=== Data to process ===
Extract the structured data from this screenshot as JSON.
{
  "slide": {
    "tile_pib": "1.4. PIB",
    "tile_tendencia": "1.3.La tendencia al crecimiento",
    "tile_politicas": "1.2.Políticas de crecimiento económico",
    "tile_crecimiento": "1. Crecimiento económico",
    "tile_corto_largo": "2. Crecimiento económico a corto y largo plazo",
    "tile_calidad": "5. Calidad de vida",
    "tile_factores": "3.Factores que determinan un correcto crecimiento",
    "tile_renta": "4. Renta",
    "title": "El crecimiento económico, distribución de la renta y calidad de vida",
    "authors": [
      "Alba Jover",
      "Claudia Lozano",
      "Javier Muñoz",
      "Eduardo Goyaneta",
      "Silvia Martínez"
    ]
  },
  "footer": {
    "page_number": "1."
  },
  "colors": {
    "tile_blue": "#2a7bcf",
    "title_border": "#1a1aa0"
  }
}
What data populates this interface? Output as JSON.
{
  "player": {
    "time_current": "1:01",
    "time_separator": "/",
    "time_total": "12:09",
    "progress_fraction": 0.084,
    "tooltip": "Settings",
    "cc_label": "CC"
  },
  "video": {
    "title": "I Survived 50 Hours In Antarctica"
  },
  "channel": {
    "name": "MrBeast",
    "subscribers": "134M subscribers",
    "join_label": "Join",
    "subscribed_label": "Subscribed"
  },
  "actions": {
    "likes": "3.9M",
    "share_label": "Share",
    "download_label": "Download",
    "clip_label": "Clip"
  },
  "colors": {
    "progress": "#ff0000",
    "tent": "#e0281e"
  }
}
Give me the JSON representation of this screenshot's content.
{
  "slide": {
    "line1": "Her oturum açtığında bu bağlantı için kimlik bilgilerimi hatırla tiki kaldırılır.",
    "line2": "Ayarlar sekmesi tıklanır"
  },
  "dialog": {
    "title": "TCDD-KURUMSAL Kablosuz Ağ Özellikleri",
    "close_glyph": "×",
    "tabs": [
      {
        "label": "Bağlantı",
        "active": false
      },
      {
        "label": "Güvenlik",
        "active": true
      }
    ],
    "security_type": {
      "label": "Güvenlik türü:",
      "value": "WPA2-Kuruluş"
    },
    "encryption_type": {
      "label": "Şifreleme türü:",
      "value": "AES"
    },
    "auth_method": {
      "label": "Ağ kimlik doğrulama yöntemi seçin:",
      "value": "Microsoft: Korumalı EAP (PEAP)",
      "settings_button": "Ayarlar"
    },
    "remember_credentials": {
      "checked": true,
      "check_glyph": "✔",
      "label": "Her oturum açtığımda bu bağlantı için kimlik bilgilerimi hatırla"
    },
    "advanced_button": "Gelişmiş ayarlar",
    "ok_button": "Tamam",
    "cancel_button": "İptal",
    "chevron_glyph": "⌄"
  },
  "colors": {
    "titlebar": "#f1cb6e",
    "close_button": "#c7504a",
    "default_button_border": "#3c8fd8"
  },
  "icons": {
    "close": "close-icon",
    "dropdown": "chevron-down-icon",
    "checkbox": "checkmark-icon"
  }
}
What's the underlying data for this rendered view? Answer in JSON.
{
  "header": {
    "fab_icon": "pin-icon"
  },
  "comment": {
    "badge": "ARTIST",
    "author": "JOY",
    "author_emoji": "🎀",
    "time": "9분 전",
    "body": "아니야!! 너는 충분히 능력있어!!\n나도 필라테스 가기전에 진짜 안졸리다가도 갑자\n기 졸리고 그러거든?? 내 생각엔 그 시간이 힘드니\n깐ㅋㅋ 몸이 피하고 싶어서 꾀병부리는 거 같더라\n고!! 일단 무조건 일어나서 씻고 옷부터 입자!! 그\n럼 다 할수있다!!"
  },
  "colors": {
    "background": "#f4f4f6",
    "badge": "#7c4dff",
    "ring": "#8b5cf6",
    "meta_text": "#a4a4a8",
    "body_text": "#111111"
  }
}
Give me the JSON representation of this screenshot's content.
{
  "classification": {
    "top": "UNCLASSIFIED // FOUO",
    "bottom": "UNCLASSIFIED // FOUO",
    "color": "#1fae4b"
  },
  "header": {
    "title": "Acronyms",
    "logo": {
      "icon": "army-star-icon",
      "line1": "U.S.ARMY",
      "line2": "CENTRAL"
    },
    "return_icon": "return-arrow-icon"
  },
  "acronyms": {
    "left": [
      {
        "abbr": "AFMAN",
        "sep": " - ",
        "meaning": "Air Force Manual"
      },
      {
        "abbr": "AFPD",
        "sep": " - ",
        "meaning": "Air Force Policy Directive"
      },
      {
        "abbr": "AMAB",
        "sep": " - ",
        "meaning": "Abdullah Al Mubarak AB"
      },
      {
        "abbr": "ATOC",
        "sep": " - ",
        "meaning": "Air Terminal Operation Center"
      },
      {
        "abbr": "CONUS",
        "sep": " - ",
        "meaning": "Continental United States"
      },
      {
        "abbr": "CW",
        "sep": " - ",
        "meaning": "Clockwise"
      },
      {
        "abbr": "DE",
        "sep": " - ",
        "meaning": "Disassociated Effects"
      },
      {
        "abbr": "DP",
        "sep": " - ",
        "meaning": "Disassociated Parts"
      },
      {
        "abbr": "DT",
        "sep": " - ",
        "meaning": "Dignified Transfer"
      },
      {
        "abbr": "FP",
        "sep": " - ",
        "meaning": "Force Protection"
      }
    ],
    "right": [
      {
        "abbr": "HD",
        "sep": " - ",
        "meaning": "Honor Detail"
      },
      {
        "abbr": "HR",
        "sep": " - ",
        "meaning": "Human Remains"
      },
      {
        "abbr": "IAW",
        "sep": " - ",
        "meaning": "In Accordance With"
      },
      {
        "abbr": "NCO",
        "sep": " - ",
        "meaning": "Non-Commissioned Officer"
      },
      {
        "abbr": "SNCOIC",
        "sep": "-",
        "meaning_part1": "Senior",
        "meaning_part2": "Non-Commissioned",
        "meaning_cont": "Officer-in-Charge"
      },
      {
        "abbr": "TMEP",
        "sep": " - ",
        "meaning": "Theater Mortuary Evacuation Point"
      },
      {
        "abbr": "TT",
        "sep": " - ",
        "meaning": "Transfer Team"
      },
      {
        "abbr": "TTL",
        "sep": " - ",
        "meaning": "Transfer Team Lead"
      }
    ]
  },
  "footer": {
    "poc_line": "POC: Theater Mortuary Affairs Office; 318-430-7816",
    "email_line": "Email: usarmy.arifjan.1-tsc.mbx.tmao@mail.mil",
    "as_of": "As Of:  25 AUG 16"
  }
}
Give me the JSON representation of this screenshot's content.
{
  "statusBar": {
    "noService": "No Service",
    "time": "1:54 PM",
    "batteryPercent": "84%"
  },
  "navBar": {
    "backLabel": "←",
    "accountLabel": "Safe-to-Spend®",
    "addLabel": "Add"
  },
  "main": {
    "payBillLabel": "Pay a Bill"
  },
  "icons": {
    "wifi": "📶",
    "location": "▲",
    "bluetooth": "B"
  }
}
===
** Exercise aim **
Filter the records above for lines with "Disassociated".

** Task output **
        "meaning": "Disassociated Effects"
        "meaning": "Disassociated Parts"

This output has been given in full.